Broadway is a full talkie, and a musical to boot. The film is based on a play co-written by George Abbott of DamnYankees fame. While its backstage-nightclub plot is nothing too intriguing, Fejos’ facility with the camera makes it fun, and his innovative use of a crane means the musical numbers are larger and more ambitious than other talkies of the period. Plus, the final song-and-dance was shot in two-strip Technicolor, rescued here by Criterion.
Storywise, Broadway crosses the standard love triangle narrative with early gangster tropes. The nightclub show is run by a would-be hood, who stirs up trouble both by taking out a rival and also hitting on one of his biggest stars. Glenn Tryon returns here as the song-and-dance man with his eye on Billie (Merna Kennedy), the hoofer who has likewise caught the eye of their tough-guy boss (Thomas E. Jackson). Also of note is the streetwise chorus girl played by Evelyn Brent, who previously starred in von Sternberg’s Underworld [review].
Fejos packs out the nightclub set with flappers and tuxedoes, and spends most of the musical performances either looking down from above or circling the room to capture the party crowd. He also opens the picture with an audacious recasting of New York as a mythological locale. The songs may be as forgettable as the script, but you’ll hardly mind.
The third film in the set, The Last Performance had its silent debut slightly earlier than the others (1927), though it had sound added on wider release in 1929. That version is lost, and Criterion presents a Danish print of the original here.

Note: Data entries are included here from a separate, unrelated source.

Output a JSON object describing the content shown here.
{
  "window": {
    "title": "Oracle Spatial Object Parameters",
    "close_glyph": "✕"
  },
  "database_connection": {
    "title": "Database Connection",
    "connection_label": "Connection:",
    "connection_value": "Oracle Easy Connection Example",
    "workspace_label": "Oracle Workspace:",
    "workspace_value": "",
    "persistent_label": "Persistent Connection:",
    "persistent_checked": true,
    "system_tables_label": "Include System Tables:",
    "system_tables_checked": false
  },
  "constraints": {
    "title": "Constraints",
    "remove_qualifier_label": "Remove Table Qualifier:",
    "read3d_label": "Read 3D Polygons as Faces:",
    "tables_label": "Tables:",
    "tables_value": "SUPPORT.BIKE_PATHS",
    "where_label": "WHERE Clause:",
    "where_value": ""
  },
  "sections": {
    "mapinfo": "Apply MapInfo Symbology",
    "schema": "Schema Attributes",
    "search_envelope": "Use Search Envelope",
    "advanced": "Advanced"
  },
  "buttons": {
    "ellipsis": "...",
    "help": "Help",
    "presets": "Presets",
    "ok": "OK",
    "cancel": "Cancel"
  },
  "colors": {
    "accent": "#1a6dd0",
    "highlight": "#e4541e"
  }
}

Stepping away from the New York locale for Europe, but sticking to the theatrical life featured in Broadway, Fejos helms a story of a stage magician and hypnotist, Erik the Great (Conrad Veidt, seen in The Thief of Baghdad [review] as Jaffar and later as countless Nazis in roles in films like Casablanca). Erik has designs on his pretty assistant (Mary Philbin, also Veidt’s co-star in The Man WhoLaughs), but so do other members of his entourage. When the girl’s attentions stray, Erik turns to trickery of another kind to try to bring her back around.
The Last Performance is the most conventional of the movies offered, which is funny since it’s the most fantatistical at the same time. Fejos sticks to a fairly straightforward aesthetic, though occasional shots do stand out, including a fairly imposing use of shadow, reminiscent of Soviet and German propaganda images from the era, in the scene where Erik discovers the infidelity. I also quite liked Fejos’ zooming back and forth between hypnotist and subject to show Erik’s influence over the crowd in his stage show. I quite like mysteries featuring hypnotists doing dirty deeds, as evinced by my comic with Dan Christensen, ArcherCoe & the Thousand Natural Shocks, so this is right up my alley. A melodramatic ending aside, The Last Performance is quality entertainment.